The Golden Larch has a strong Pyramidal Shape, which with it wide spreading branches and golden yellow spring and blue green summer leaves make it an attractive tree in any surrounding. It can grow to between 30-40 meters. It is especially pleasing as a Bonsai with it vibrant spring and autumn leaf colours and beautifully textured bark.


26 Pseudotsuga menziesii

Douglas Fir tree

The Douglas Fir is a Native of North America, growing along the length of the Rocky Mountain. In the UK it is grown as a timber tree in regions that are non-calcarious and moist. The trees can grow up to 60 meters tall with 120 cm trunks with the timber being brown red in colour. It was discovered by Archibald Menzies in 1792 but was only introduced to the UK in 1827 by David Douglas.


27 Sequoia sempervirens

Costal Redwood, Californian Redwood

Native to California the Costal Redwood is prized for its wood which is light weight, and resistance to decay. With fragrant scale like leaves this giant is an extremely quick grower. Fully hardy in Britain, though they may lose their leaves in cold winters, with seemingly no detrimental effect on the tree. It thrives in Britain in the cooler moister western parts of the country. It is a long lived species with many specimens reportedly over 1000 years old.

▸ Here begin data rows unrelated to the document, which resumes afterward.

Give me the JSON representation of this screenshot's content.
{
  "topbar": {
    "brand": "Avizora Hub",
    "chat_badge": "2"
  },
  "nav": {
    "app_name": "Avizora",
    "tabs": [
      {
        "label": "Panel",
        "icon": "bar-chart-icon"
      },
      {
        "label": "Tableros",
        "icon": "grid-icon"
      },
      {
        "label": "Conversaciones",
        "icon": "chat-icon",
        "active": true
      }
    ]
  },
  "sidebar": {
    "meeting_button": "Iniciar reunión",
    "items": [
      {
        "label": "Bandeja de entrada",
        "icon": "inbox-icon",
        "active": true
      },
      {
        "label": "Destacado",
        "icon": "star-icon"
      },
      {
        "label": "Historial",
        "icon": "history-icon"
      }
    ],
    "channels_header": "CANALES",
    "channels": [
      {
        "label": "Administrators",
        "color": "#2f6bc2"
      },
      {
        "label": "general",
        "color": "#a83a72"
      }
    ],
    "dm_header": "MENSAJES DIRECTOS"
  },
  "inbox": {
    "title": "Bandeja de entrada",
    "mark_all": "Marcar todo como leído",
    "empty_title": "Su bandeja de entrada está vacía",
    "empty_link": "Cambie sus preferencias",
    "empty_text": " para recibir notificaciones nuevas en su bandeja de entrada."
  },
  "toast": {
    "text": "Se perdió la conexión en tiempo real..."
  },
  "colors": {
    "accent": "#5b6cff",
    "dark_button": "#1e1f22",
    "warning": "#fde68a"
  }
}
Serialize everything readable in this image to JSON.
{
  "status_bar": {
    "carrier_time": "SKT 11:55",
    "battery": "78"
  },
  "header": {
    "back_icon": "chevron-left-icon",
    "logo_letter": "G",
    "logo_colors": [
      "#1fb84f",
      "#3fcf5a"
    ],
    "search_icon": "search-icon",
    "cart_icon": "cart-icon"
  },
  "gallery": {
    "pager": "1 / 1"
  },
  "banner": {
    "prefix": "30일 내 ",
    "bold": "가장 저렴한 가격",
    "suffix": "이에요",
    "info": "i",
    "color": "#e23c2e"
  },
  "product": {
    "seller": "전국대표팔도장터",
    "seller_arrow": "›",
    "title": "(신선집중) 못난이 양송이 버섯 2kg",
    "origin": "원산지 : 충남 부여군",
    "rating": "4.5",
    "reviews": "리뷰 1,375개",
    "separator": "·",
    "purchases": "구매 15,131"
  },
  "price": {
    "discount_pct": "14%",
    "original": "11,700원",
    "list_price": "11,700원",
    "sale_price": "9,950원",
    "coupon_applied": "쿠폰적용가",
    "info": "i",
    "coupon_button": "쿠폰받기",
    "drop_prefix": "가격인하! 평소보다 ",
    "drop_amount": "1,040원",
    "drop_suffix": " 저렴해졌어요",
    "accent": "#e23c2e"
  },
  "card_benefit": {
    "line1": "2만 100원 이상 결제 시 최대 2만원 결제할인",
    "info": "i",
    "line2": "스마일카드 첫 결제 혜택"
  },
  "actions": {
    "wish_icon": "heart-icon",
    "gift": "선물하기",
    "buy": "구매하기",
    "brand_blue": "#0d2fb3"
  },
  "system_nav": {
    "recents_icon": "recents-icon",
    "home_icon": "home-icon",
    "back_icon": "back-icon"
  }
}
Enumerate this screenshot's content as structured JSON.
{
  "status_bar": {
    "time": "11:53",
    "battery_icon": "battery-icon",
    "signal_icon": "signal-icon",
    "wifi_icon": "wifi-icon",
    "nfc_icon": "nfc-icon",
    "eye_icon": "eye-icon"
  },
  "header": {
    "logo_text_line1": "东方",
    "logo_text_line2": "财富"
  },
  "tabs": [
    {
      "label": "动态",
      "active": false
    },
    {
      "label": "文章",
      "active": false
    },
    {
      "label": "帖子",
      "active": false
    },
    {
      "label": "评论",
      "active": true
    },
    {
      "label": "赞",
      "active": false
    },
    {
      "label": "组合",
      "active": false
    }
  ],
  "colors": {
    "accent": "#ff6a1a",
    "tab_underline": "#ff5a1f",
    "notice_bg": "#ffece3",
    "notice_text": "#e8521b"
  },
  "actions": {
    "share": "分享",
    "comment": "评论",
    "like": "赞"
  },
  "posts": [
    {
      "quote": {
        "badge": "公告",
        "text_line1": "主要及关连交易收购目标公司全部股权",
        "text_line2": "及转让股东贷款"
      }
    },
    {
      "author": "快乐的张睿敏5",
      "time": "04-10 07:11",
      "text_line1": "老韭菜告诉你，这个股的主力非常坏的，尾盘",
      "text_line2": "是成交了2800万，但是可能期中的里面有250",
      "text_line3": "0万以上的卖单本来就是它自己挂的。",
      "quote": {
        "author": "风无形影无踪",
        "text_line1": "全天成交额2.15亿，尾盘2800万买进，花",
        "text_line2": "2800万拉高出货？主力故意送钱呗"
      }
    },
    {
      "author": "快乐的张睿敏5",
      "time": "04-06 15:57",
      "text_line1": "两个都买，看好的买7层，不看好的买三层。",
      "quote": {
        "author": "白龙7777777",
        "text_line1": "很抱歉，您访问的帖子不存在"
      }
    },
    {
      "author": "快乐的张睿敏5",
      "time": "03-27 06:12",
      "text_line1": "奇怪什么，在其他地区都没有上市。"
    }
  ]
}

28 Sequoiadendron giganteum

Giant Sequoia, Wellingtonia, Sierra Redwood

This giant of Trees is an extremely quick grower an is reputted to be the biggest trees with some specimens weighing over 2000 tons. It is long lived with coarse but sented leaves, the trees loves a constantly moist soil. While it will tolerate virtually all extremes it will not survive a drought.


29 Taxus baccata

English Yew

Yew trees are native to Britain and particularly common in England and Wales, where they have been panted in many churchyards. These evergreen trees grow very slowly and live for many hundreds of years. Some old yew trees are believed to be over 2000 years old. Longbows were made from yew, and this durable wood has been used in turning wooden bowls and as a veneer by furniture makers.


30 Thuja occidentalis Rheingold

Rheingold Compacta American Arborvitae , Thuja Rheingold

A fantastically coloured slow growing dwarf evergreen conifer with a dense, conical to round growth habit. With sprays of yellow-green foliage become an intense shade of vibrant yellow in the summer, before taking on a bronze tinge in the winter. It has been loved by gardeners for over a hundred years.


31 Thuja orientalis Aurea Nana

Chinese Arboviate, Thuja Oriental Aurea Nana, Golden Oriental Arborvitae

A slow growing fantastically coloured dwarf evergreen conifer with a dense, conical growth habit. With yellow-green foliage that become intensly vibrant yellow in the summer, before taking on a bronze tinge in the winter.